(Dataset entries)

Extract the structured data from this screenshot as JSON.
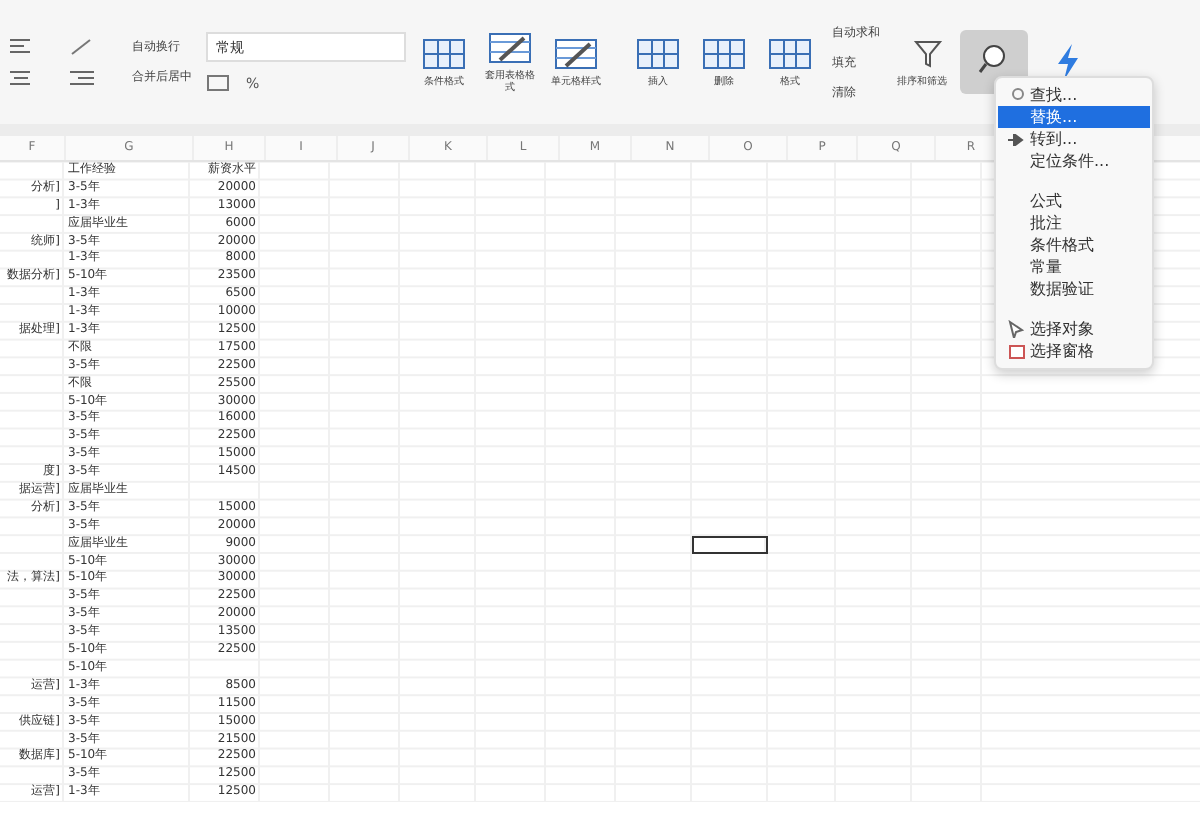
{
  "ribbon": {
    "wrap_text": "自动换行",
    "merge_center": "合并后居中",
    "number_format": "常规",
    "percent": "%",
    "groups": [
      {
        "label": "条件格式",
        "kind": "grid"
      },
      {
        "label": "套用表格格式",
        "kind": "table"
      },
      {
        "label": "单元格样式",
        "kind": "table"
      },
      {
        "label": "插入",
        "kind": "grid"
      },
      {
        "label": "删除",
        "kind": "grid"
      },
      {
        "label": "格式",
        "kind": "grid"
      }
    ],
    "editing": [
      "自动求和",
      "填充",
      "清除"
    ],
    "sort_filter": "排序和筛选"
  },
  "sheet": {
    "columns": [
      "F",
      "G",
      "H",
      "I",
      "J",
      "K",
      "L",
      "M",
      "N",
      "O",
      "P",
      "Q",
      "R"
    ],
    "header": [
      "工作经验",
      "薪资水平"
    ],
    "rows": [
      [
        "分析]",
        "3-5年",
        "20000"
      ],
      [
        "]",
        "1-3年",
        "13000"
      ],
      [
        "",
        "应届毕业生",
        "6000"
      ],
      [
        "统师]",
        "3-5年",
        "20000"
      ],
      [
        "",
        "1-3年",
        "8000"
      ],
      [
        "数据分析]",
        "5-10年",
        "23500"
      ],
      [
        "",
        "1-3年",
        "6500"
      ],
      [
        "",
        "1-3年",
        "10000"
      ],
      [
        "据处理]",
        "1-3年",
        "12500"
      ],
      [
        "",
        "不限",
        "17500"
      ],
      [
        "",
        "3-5年",
        "22500"
      ],
      [
        "",
        "不限",
        "25500"
      ],
      [
        "",
        "5-10年",
        "30000"
      ],
      [
        "",
        "3-5年",
        "16000"
      ],
      [
        "",
        "3-5年",
        "22500"
      ],
      [
        "",
        "3-5年",
        "15000"
      ],
      [
        "度]",
        "3-5年",
        "14500"
      ],
      [
        "据运营]",
        "应届毕业生",
        ""
      ],
      [
        "分析]",
        "3-5年",
        "15000"
      ],
      [
        "",
        "3-5年",
        "20000"
      ],
      [
        "",
        "应届毕业生",
        "9000"
      ],
      [
        "",
        "5-10年",
        "30000"
      ],
      [
        "法，算法]",
        "5-10年",
        "30000"
      ],
      [
        "",
        "3-5年",
        "22500"
      ],
      [
        "",
        "3-5年",
        "20000"
      ],
      [
        "",
        "3-5年",
        "13500"
      ],
      [
        "",
        "5-10年",
        "22500"
      ],
      [
        "",
        "5-10年",
        ""
      ],
      [
        "运营]",
        "1-3年",
        "8500"
      ],
      [
        "",
        "3-5年",
        "11500"
      ],
      [
        "供应链]",
        "3-5年",
        "15000"
      ],
      [
        "",
        "3-5年",
        "21500"
      ],
      [
        "数据库]",
        "5-10年",
        "22500"
      ],
      [
        "",
        "3-5年",
        "12500"
      ],
      [
        "运营]",
        "1-3年",
        "12500"
      ]
    ]
  },
  "menu": {
    "items": [
      {
        "label": "查找...",
        "kind": "item",
        "selected": false
      },
      {
        "label": "替换...",
        "kind": "item",
        "selected": true
      },
      {
        "label": "转到...",
        "kind": "item",
        "selected": false
      },
      {
        "label": "定位条件...",
        "kind": "item",
        "selected": false
      },
      {
        "kind": "separator"
      },
      {
        "label": "公式",
        "kind": "item",
        "selected": false
      },
      {
        "label": "批注",
        "kind": "item",
        "selected": false
      },
      {
        "label": "条件格式",
        "kind": "item",
        "selected": false
      },
      {
        "label": "常量",
        "kind": "item",
        "selected": false
      },
      {
        "label": "数据验证",
        "kind": "item",
        "selected": false
      },
      {
        "kind": "separator"
      },
      {
        "label": "选择对象",
        "kind": "item",
        "selected": false
      },
      {
        "label": "选择窗格",
        "kind": "item",
        "selected": false
      }
    ]
  }
}
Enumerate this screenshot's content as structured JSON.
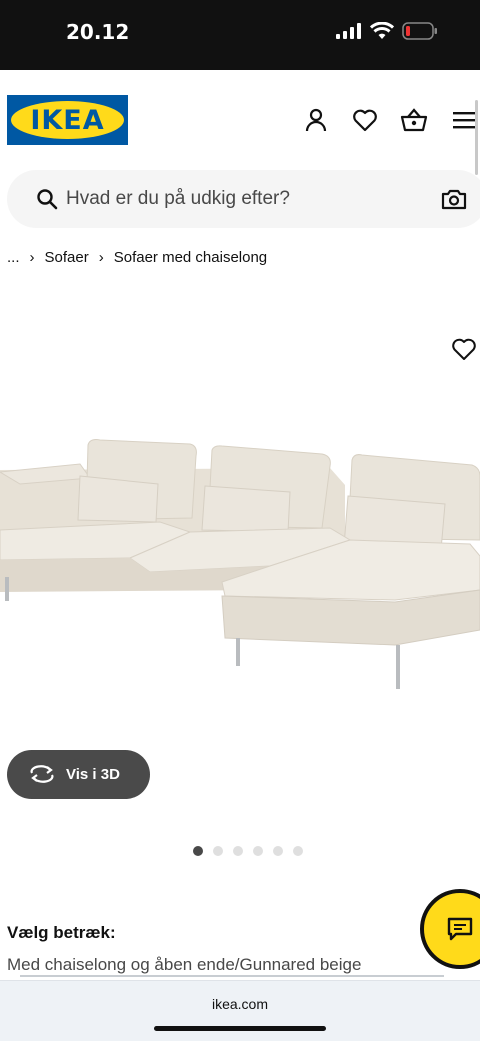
{
  "status_bar": {
    "time": "20.12"
  },
  "header": {
    "logo_text": "IKEA",
    "icons": [
      "profile-icon",
      "heart-icon",
      "basket-icon",
      "menu-icon"
    ]
  },
  "search": {
    "placeholder": "Hvad er du på udkig efter?"
  },
  "breadcrumb": {
    "items": [
      "...",
      "Sofaer",
      "Sofaer med chaiselong"
    ]
  },
  "product": {
    "view_3d_label": "Vis i 3D",
    "image_count": 6,
    "active_image_index": 0,
    "variant_label": "Vælg betræk:",
    "variant_value": "Med chaiselong og åben ende/Gunnared beige"
  },
  "browser": {
    "url": "ikea.com"
  },
  "colors": {
    "ikea_blue": "#0058a3",
    "ikea_yellow": "#ffda1a"
  }
}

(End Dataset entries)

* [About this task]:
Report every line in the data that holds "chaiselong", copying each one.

* [Response below]:
      "Sofaer med chaiselong"
    "variant_value": "Med chaiselong og åben ende/Gunnared beige"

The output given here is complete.